Start of Dataset entries

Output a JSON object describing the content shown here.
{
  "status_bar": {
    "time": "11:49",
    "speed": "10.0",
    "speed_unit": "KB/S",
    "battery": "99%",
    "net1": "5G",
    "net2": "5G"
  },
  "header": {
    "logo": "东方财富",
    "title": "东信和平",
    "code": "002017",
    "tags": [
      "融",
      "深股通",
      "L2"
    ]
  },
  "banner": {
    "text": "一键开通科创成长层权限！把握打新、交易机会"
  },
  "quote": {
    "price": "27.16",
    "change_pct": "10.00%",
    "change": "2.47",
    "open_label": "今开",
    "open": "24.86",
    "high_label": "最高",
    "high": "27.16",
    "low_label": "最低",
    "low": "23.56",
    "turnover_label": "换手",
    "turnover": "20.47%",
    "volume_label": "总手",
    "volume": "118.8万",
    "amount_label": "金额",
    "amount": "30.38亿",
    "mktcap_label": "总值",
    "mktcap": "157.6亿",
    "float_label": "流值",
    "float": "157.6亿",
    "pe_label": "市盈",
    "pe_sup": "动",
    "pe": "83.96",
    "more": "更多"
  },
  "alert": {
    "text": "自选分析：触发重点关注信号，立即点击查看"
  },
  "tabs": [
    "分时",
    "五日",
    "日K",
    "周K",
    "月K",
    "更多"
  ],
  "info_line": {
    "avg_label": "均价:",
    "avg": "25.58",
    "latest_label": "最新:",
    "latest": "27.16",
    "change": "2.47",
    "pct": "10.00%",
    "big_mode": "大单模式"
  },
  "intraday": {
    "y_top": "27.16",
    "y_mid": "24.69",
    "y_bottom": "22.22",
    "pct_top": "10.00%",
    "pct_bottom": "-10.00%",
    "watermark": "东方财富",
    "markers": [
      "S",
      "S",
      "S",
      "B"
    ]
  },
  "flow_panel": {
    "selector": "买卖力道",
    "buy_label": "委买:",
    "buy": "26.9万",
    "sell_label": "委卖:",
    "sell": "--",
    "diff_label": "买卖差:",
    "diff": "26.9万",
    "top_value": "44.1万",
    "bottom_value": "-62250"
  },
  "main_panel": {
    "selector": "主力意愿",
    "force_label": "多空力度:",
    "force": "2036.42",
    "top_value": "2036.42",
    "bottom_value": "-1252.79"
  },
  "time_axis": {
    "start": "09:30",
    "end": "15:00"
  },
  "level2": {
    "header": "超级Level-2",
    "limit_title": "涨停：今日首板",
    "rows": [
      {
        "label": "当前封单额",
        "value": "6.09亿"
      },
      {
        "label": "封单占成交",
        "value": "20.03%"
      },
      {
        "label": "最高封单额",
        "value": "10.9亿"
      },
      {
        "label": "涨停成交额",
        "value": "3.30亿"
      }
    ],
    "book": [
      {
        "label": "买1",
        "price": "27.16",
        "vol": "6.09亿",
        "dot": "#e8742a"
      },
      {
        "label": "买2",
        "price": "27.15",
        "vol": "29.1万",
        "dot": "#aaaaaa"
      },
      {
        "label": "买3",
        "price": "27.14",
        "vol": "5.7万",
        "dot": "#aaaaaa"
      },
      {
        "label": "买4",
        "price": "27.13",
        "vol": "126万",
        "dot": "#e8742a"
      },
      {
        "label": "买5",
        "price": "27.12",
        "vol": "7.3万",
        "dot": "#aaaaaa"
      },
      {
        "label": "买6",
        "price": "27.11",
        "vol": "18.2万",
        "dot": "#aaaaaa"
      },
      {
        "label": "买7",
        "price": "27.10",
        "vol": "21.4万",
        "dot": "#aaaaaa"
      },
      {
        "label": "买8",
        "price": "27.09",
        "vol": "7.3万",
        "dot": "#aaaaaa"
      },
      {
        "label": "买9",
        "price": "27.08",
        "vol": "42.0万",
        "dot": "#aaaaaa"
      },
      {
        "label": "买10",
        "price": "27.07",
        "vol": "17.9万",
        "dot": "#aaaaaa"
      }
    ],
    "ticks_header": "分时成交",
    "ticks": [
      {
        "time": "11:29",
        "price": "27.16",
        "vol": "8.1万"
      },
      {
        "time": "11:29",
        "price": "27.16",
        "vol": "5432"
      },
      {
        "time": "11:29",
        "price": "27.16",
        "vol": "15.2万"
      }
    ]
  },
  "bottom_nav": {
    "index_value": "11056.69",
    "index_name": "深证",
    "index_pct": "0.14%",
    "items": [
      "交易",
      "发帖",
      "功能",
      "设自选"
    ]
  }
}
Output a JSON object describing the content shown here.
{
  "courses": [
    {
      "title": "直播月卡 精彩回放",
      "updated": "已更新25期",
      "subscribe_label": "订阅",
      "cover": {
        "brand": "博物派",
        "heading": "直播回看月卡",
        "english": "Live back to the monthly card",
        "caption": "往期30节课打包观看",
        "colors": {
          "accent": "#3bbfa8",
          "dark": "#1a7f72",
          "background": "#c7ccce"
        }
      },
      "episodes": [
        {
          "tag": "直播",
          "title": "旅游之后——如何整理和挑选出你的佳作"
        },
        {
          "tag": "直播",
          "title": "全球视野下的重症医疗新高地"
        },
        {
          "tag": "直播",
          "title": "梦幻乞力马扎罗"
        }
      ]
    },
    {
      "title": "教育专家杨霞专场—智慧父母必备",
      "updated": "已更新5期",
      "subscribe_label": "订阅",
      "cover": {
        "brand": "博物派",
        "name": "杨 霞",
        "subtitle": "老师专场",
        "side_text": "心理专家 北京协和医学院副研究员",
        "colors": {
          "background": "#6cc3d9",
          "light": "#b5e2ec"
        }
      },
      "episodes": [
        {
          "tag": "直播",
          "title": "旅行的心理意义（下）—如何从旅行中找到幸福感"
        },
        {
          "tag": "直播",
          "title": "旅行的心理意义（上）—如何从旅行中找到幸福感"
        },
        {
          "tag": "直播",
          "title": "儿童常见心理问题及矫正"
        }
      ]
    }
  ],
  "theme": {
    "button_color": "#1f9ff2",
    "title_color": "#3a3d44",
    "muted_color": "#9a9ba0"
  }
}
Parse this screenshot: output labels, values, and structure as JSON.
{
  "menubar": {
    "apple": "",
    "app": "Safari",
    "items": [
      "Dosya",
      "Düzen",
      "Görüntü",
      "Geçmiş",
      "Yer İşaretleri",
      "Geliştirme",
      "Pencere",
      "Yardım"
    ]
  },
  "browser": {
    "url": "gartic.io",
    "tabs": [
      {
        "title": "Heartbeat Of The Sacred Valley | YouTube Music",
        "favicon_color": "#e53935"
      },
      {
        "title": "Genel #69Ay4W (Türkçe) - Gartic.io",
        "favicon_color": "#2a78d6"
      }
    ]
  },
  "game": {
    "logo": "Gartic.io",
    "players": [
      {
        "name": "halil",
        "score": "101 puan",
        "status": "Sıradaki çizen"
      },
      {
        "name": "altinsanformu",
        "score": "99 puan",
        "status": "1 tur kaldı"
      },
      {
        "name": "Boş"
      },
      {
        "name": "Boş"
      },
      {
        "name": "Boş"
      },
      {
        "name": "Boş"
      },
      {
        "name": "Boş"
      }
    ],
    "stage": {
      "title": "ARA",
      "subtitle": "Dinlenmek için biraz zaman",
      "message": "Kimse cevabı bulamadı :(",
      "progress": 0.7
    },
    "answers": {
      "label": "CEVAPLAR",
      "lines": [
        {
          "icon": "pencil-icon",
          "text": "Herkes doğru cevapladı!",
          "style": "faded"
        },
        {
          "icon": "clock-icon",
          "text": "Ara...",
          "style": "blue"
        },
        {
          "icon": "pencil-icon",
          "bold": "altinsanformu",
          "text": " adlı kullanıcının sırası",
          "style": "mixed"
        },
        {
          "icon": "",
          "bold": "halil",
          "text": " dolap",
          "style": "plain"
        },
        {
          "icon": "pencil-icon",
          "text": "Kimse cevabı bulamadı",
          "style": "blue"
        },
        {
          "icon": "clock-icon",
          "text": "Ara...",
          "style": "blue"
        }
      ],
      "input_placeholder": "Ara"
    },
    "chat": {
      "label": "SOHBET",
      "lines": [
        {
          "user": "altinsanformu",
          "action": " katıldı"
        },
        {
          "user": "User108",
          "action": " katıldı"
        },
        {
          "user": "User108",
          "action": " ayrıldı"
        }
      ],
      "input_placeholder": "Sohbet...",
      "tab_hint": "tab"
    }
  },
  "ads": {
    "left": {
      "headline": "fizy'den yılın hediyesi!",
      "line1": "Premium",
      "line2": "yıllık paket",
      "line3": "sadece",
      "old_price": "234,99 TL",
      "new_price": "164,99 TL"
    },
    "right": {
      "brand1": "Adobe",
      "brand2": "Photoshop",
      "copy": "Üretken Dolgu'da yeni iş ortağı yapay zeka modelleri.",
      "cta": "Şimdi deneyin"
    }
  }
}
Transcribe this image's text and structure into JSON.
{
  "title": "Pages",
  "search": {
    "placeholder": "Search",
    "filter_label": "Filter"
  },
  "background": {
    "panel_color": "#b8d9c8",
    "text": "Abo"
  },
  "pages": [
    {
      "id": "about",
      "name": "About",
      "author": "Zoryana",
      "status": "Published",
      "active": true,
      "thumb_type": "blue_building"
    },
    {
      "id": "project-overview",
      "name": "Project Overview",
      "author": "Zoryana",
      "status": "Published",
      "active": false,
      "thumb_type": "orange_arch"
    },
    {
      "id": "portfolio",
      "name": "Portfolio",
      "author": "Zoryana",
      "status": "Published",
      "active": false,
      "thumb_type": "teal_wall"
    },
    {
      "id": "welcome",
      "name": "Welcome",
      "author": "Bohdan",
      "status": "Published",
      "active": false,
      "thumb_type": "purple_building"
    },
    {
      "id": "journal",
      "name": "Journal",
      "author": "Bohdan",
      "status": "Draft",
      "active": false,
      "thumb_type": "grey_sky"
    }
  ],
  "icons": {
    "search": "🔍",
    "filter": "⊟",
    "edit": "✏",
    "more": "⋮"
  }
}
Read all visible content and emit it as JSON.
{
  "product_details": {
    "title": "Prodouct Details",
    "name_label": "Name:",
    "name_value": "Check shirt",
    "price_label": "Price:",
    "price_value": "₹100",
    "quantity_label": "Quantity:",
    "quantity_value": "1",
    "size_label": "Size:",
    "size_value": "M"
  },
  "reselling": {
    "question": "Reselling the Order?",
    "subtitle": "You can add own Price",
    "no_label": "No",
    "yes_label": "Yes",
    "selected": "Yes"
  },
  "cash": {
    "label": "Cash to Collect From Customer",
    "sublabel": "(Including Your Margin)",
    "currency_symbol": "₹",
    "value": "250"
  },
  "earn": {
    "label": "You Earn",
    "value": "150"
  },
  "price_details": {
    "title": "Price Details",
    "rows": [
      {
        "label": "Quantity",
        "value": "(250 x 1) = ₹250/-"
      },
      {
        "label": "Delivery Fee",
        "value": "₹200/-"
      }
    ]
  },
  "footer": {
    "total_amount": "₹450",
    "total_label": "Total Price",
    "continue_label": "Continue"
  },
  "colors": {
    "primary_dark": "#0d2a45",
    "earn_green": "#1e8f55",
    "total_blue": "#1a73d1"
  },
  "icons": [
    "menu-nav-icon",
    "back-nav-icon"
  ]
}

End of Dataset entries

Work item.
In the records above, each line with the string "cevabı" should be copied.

Exercise response.
      "message": "Kimse cevabı bulamadı :(",
          "text": "Kimse cevabı bulamadı",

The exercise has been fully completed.